Setting up an estate can help avoid some of the estate tax and inheritance tax that many states have in place. This means more of the assets you own will be able to be passed down to others instead of being subject to as many taxes. As mentioned, an estate also makes information about who is getting what private and offers less cause for discord among family members.

This privacy can also be valuable if you want to donate assets to charity or other institutions. If you are passing down?assets to minors, an estate will ensure that the money is managed correctly until they can manage it by themselves.

Protects Beneficiaries

Estates are great for protecting the beneficiaries who get your assets. As stated above, an estate helps protects minors who may?be receiving money. Sometimes this is set up in a trust. By creating an estate plan you designate who will be the trustee of the minor’s inheritance until they are old enough to manage it.

An estate can also help protect an adult from their own misfortune or possible mishandling from other family members. For example, if you wanted to give assets?to your granddaughter, but not her husband, an estate can help you can set it up in the best interest of?your granddaughter where her husband can’t access the assets.

Any plan of action for the future is a good start. A great plan is having an estate and making sure that minor children are taken care of should you pass unexpectedly, as well as ensuring that your last wishes are carried out. Having an estate plan makes things less questionable and can give your loved ones peace of mind, knowing they don?t have to worry about these things.


Do you have an estate plan? What are you plans for protecting and passing on assets?


Photo courtesy of: Ashish_Choudhary

When Death Do You Part – Is Your Family Prepared?

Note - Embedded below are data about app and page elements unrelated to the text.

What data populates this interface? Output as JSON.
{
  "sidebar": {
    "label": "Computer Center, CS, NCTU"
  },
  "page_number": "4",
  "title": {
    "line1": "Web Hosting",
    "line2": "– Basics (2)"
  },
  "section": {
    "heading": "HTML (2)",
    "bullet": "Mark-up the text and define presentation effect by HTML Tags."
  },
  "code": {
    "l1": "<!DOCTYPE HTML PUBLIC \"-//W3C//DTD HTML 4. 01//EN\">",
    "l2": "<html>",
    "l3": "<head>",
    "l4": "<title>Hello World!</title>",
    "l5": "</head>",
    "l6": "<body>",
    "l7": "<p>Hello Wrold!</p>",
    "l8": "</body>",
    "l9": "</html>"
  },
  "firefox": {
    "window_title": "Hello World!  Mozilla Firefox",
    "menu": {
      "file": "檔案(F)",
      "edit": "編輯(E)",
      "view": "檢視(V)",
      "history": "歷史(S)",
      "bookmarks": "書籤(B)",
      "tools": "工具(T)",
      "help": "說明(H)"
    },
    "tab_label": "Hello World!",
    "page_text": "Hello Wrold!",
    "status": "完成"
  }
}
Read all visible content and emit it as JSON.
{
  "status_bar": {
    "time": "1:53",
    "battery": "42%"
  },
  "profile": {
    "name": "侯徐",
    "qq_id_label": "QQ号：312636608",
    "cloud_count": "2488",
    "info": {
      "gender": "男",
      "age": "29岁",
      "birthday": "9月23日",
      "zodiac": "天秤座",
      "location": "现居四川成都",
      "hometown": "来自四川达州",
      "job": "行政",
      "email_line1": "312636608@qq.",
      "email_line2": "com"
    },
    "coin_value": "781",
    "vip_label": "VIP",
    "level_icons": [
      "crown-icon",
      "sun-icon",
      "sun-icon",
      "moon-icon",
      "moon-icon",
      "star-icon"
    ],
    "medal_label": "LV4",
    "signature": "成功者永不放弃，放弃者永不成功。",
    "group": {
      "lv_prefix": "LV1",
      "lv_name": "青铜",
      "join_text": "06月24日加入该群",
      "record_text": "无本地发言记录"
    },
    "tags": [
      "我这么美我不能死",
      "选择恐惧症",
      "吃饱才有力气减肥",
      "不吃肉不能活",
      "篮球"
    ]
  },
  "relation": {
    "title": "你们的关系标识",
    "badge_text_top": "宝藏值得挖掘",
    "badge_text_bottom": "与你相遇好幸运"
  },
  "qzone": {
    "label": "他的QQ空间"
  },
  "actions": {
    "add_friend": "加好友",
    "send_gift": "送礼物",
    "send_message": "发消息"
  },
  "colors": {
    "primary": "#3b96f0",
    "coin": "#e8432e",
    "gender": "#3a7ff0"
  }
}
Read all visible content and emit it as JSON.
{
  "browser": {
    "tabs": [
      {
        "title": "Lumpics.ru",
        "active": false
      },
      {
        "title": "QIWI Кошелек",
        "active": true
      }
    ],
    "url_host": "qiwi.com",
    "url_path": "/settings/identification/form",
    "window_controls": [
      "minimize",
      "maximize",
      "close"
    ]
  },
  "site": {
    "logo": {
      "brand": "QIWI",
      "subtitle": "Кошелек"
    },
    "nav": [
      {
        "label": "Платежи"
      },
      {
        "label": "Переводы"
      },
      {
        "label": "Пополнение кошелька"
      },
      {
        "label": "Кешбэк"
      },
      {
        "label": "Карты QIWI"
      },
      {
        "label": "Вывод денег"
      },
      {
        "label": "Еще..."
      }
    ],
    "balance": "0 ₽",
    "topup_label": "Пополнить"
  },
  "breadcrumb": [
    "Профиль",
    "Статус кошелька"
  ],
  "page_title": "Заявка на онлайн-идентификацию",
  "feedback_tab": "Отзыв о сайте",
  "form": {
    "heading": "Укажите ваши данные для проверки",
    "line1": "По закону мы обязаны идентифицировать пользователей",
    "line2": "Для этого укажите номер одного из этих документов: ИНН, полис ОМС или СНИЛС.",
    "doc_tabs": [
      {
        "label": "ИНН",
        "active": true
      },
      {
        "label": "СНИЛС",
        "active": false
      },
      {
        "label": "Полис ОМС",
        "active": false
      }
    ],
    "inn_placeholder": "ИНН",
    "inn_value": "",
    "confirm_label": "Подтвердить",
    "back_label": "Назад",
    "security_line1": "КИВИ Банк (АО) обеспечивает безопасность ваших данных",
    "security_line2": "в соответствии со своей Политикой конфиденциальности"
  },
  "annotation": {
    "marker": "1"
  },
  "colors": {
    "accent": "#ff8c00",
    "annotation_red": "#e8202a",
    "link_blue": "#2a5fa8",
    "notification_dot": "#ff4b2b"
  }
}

Death Elementary mexico

Death Elementary mexicoHere?s a morbid topic to greet you on a Monday morning. Dealing and thinking about our own death is something that we shun, with a vengeance! Wills and similar items related to our own mortality are many times ignored, at times to the survivor?s detriment.
But this post is not about wills, it?s about all of the little things you own and do on a daily basis that your family?doesn’t?have much insight into. Read more

Estate Planning – Our Return From Miami

Estate Planning Flamingo

Estate Planning FlamingoWell, we’re back from Miami and have made a few strides in my Dad’s late, but necessary, estate planning. Actually, it’s a lot more than estate planning at this point we’re looking at hiring a cleaning service and working with their doctors to see about home health care. I guess you could just as well categorize our activities as elder care or elder law. Read more

Estate Planning – It’s Never Too Early

Estate Planning - Jose and FerminaWe spent most of last Friday driving from North Carolina to Miami, Florida. That was a 15 hour butt numbing drive with a few stops for food and recirculation (of the legs and?behinds). Read more